A nursing home, also known as a skilled nursing facility is a place that provides 24 hour care. These facilities provide skilled nursing care, personal care, custodial care, and rehabilitative care to persons who are ill, recuperating after surgery or physically weak. Some may also offer respite care to give relief to a family caregiver.
A nursing home can be freestanding or part of a continuing care retirement community (CCRC) (see page 10). A CCRC allows residents to move from one level of care to another, as needed, and can include independent living, assisted living, and/or a nursing home. A hospital can also house a skilled nursing unit that serves patients who need short-term care and rehabilitation services.
WHO NEEDS A NURSING HOME?
There are generally two kinds of people that need a nursing home.
People recuperating after a hospital stay from an illness or injury. There is usually limited time to find a nursing home before being discharged from the hospital. Family and friends may help in the nursing home search/evaluation process by visiting nursing homes while the patient is in the hospital.
People who need 24 hour intermediate or custodial care, more care than an assisted living facility or home care agency can provide. The person needing this kind of care may not have an immediate time constraint to find a nursing home. When this occurs, proper time can be taken to thoroughly evaluate which home is right for their care needs.
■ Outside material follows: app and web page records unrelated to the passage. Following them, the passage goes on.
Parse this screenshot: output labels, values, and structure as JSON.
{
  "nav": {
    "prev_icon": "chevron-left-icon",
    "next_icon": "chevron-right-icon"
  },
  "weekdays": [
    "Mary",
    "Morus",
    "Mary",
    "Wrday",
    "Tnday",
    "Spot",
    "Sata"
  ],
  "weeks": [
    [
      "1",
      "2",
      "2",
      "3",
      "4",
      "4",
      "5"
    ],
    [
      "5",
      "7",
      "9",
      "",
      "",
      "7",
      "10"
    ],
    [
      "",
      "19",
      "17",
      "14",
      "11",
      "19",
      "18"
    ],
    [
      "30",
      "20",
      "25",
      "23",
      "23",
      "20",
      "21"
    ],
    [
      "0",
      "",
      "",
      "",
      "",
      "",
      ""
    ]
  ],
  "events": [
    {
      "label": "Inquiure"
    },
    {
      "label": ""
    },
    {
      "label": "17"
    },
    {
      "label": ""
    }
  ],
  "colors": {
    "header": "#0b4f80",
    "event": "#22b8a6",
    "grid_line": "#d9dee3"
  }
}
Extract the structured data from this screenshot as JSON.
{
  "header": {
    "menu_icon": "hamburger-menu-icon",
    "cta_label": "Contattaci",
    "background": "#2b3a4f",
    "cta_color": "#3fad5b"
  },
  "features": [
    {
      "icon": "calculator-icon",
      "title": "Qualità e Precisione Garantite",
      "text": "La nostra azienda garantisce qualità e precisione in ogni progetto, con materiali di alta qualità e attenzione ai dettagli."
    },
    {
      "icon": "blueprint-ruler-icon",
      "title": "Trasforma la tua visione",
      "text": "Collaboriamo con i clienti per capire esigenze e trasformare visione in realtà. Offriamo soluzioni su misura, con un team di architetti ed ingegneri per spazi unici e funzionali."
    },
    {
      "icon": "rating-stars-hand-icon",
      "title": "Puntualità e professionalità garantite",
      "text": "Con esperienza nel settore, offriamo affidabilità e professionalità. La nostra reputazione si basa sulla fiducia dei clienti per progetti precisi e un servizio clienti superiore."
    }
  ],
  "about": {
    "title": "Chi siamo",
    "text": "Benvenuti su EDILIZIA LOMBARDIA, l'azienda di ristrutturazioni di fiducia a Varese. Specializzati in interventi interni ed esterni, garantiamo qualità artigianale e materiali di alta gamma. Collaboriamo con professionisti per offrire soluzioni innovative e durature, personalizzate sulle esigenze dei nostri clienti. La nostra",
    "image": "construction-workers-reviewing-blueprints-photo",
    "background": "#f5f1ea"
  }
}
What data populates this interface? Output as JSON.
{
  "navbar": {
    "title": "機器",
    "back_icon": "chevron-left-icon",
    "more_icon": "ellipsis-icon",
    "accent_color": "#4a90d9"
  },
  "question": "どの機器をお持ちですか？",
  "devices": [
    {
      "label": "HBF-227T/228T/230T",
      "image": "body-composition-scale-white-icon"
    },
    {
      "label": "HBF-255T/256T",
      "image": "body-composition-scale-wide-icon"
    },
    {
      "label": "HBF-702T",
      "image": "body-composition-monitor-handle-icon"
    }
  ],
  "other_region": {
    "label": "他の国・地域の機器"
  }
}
Things to understand before choosing a nursing home.
1. Educate yourself about the nursing homes you are considering. Use our extensive “Questions to Ask” Comparison Worksheet to evaluate three facilities you are considering. If your time frame for finding and choosing a nursing home is limited, use our Nursing Home Quick Tip List (later in this article).
2. Understand costs and financial considerations.
What services and products are covered by your insurance(s)?
How long are you covered for?
What charges are you responsible for paying?
What does your long-term outlook look like? (In terms of care needed and financial future.)
3. Know your rights and responsibilities as a patient in a nursing home. Visit Florida’s Long Term Care Ombudsman Program at Ombudsman.MyFlorida.com/ResidenceRights for more information.
FINDING A NURSING HOME: THE PROCESS
Educate Yourself Early
Education is the key to making sure you choose the nursing home that is best for you or your loved one. Start the process early by educating yourself as soon as it is determined that a nursing facility is needed and by consulting key advisors that you trust. Studies show that those who do their due diligence will have an overall better nursing home experience than those who do not. There is a difference in the quality of care and the services provided among nursing facilities. Some are better than others.
What Care Services Do You Need?
The medical needs of nursing home residents vary greatly between individuals. Likewise, the nursing care services available vary greatly between facilities. Although every nursing home provides basic health care services, some facilities serve special needs like wound care, Alzheimer’s, or the care of tracheotomies. Some even have specialized medical equipment to take care of patients on dialysis or ventilators. If you are being discharged from a hospital, your physician or discharge planner can provide you with a list of nursing homes that can cover your specific health care needs.
Call, Tour & Decide
Start by calling the facilities on your initial list. Ask to set up a time that you can come by for a visit and tour the facility. It is a good idea to find homes close to the patient’s loved ones so they are able to visit more frequently. Ask family and friends for recommendations and whether they have had any personal experience with any of the homes on your list. From your initial list, you will be able to narrow the field of choices down to two or three that you would like to visit. Touring the nursing home is perhaps the most important determining factor when evaluating facility. Make sure you take along our Nursing Home “Questions to Ask” Comparison Worksheet or use our Nursing Home Quick Tips List if time is short when touring the home you are considering. Do more than just talk to the administrator and the admissions director. Talk to the care staff, if possible, while touring. Keep your eyes open to both what you see and what you don’t see happening during the tour. Even though time is sometimes critically short for selecting a nursing home, be selective.
Nursing Homes “Questions to Ask” Worksheet
We have developed a Yes/No “Questions to Ask” Worksheet where you can compare three different nursing home & rehabilitation centers evaluating a variety of health care services and residential amenities and accommodations.